Science and Technology In Medicine Book Cover
The cover illustration shows Dr. Georg Haas supervising one of the first dialysis treatments, in 1926 (from p.399 of the book)
Hard cover
ISBN: 0-387-27874-5
580 pages with more
than 1100 illustrations
Size: 11'' x 8.7''
January 2006

Read recent reviews in:
» Biomedical Engineering
» Trans. Japanese Soc.Med.Biol.Eng.
» The National Medical Journal of India
» Journal of the American Academy of Dermatology
» Annals of Biomedical Engineering
» IEEE Engineering in Medicine and Biology Magazine
» Journal of American Medical Association (JAMA)
» British Journal of Medicine (BJM)
» Mayo Clinic Proceedings
» Australasian Physical and Engineering Sciences in Medicine (APESM)
» Health and History
» Choice, American Library Association
» more reviews...

Reviews in other languages:
» Sudhoffs Archiv 2008;92(1)(German) [PDF]
» Trans.Japanese Soc.Med.Biol.Eng.2007/45(3) (Japanese) [PDF]
» JOHNS (Japan) [PDF]
» Hessisches Ärzteblatt 3/2007 (German) [PDF]
» Corazon y Salud (Spain) [PDF]
» Ugeskrift for Laeger 26/2006 (Danish) [PDF]
» Läkartidningen 46/2006 (Swedish) [PDF]

NobelMuseumExhibitionThe Exhibition Medicine from Art to Science, based on the illustrations of the book, that opened at the Nobel Museum in Stockholm March 28 2006 has moved to the University of Linköping in Linköping.
It opened on August 31 2006 as part of the celebration of the 20-th aniversary of establishing the Hälsouniversitetet.

» Read more

More on this site:
» The 99 Landmark publications at a glance
» Where to buy the book
» Springer

A sample chapter
From the book Science and Technology in Medicine – An illustrated account based on ninety-nine landmark publications from five centuries
by Andras Gedeon


From chapter 67 – Wilhelm Conrad Röntgen

Ueber eine neue Art von Strahlen.
Sitzungb d Würzburger Physik-Med Ges Jahrg 1895. p132.
Würzburg: Verlag der Stahel’schen Buchhandlung; 1896

Röntgen announces his discovery of an unknown radiation “X-Strahlen” emanating from a cathode ray tube covered with black paper. He finds that the ray penetrates easily many materials, including aluminium, but not a 1.5-mm thick lead plate. He is unable to reflect, refract or diffract the radiation, nor can he produce interference phenomena or deflection with electrical fields. He notes that X-rays always emanate at the glass wall where the tube is struck by the cathode ray. Finally, he observes that the radiation blackens photographic plates and uses this to document his experiments and to produce “shadows of handbones”.

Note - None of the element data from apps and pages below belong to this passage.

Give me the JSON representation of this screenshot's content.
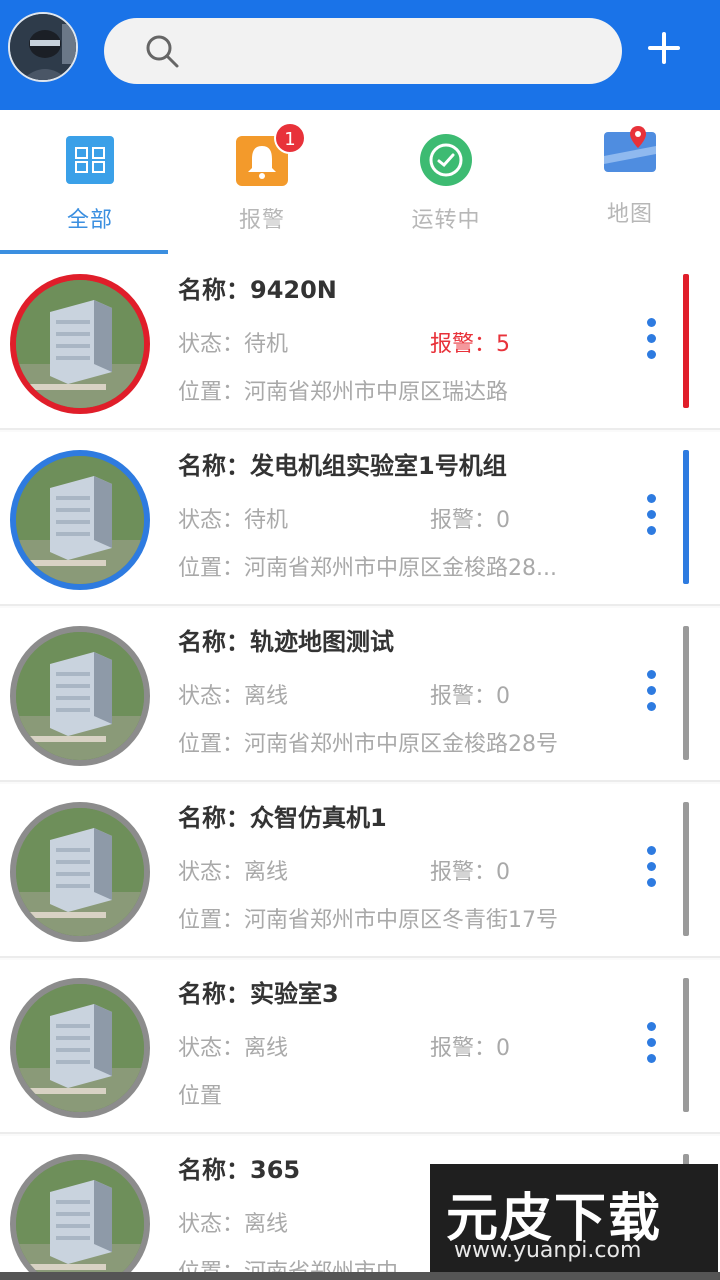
{
  "header": {
    "avatar_icon": "user-avatar",
    "search_icon": "search-icon",
    "search_placeholder": "",
    "add_icon": "plus-icon",
    "bg_color": "#1a73e8"
  },
  "tabs": [
    {
      "label": "全部",
      "icon": "grid-icon",
      "active": true
    },
    {
      "label": "报警",
      "icon": "bell-icon",
      "badge": "1"
    },
    {
      "label": "运转中",
      "icon": "running-icon"
    },
    {
      "label": "地图",
      "icon": "map-icon"
    }
  ],
  "devices": [
    {
      "name": "名称：9420N",
      "status": "状态：待机",
      "alarm": "报警：5",
      "location": "位置：河南省郑州市中原区瑞达路",
      "accent": "red"
    },
    {
      "name": "名称：发电机组实验室1号机组",
      "status": "状态：待机",
      "alarm": "报警：0",
      "location": "位置：河南省郑州市中原区金梭路28...",
      "accent": "blue"
    },
    {
      "name": "名称：轨迹地图测试",
      "status": "状态：离线",
      "alarm": "报警：0",
      "location": "位置：河南省郑州市中原区金梭路28号",
      "accent": "gray"
    },
    {
      "name": "名称：众智仿真机1",
      "status": "状态：离线",
      "alarm": "报警：0",
      "location": "位置：河南省郑州市中原区冬青街17号",
      "accent": "gray"
    },
    {
      "name": "名称：实验室3",
      "status": "状态：离线",
      "alarm": "报警：0",
      "location": "位置",
      "accent": "gray"
    },
    {
      "name": "名称：365",
      "status": "状态：离线",
      "alarm": "",
      "location": "位置：河南省郑州市中",
      "accent": "gray"
    }
  ],
  "watermark": {
    "title": "元皮下载",
    "url": "www.yuanpi.com"
  }
}
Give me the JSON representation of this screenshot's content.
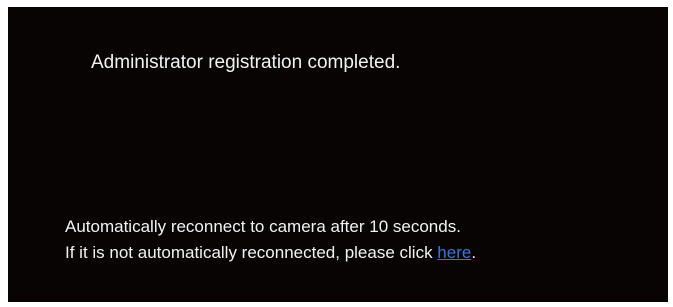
{
  "dialog": {
    "title": "Administrator registration completed.",
    "line1": "Automatically reconnect to camera after 10 seconds.",
    "line2_prefix": "If it is not automatically reconnected, please click ",
    "link_label": "here",
    "line2_suffix": "."
  },
  "colors": {
    "background": "#080404",
    "text": "#f2f2f2",
    "link": "#3b74d8"
  }
}
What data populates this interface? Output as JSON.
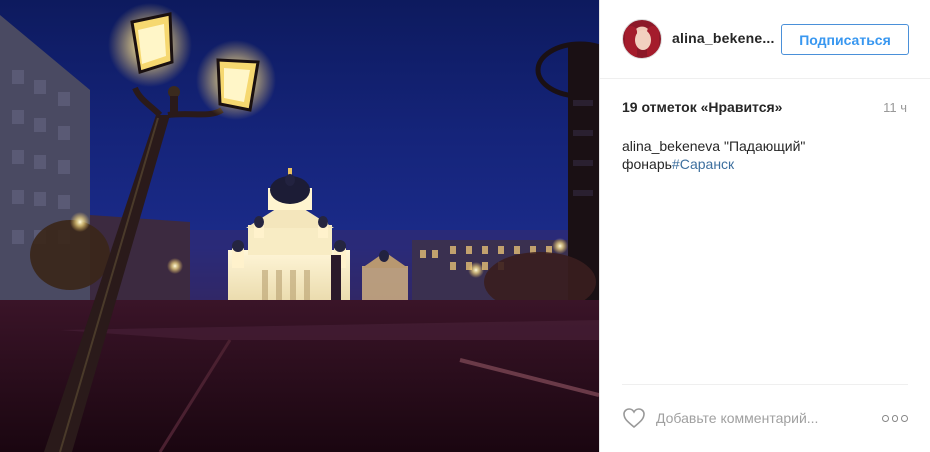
{
  "photo": {
    "alt": "night street lamp with cathedral"
  },
  "header": {
    "username": "alina_bekene...",
    "follow_label": "Подписаться"
  },
  "stats": {
    "likes": "19 отметок «Нравится»",
    "time": "11 ч"
  },
  "caption": {
    "author": "alina_bekeneva",
    "text": " \"Падающий\" фонарь",
    "hashtag": "#Саранск"
  },
  "footer": {
    "comment_placeholder": "Добавьте комментарий..."
  },
  "icons": {
    "like": "heart-icon",
    "more": "more-options-icon"
  },
  "colors": {
    "accent": "#3897f0",
    "hashtag": "#3d6f9e"
  }
}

The famous X-ray picture of the hand of Albert von Köllicker, from the first publication of Röntgen’s discovery.

The equipment used by Wilhelm Röntgen (1845–1923) in his very first experiments with X-rays. Vacuum tubes, an electromagnetic coil employed in his attempts to deflect the X-rays and a plate of lead with apertures for studying the absorption of different materials.

William Coolidge (1873–1975) with his newly developed X-ray tube, which was first used in a clinical setting in 1913. A major advance in X-ray technology, it has a high-vacuum tube with heated tungsten filament as cathode and a tungsten disc as an anode.

Vacuum tubes designed by William Crookes (1832–1919) (at the back of the image) and by Coolidge (in the middle) and by Carl Müller (1845–1912) (front).

Crookes builds vacuum tubes in the last decades of the 19thcentury as part of his investigations of the properties of rarefied gases. Müller starts commercial manufacture of X-ray tubes only months after Röntgen’s discovery.

X-ray treatment in the doctor’s office in 1900.

Siemens & Haske X-ray equipment from 1912.

X-ray equipment “Grosscoolinax” from 1933 (at the top).

X-ray room in Caecilien-Krankenhaus Berlin 1935.

X-ray equipment for mass radiography and a mobile X-ray unit (“Pleromobil”) for
operating rooms, both from 1952.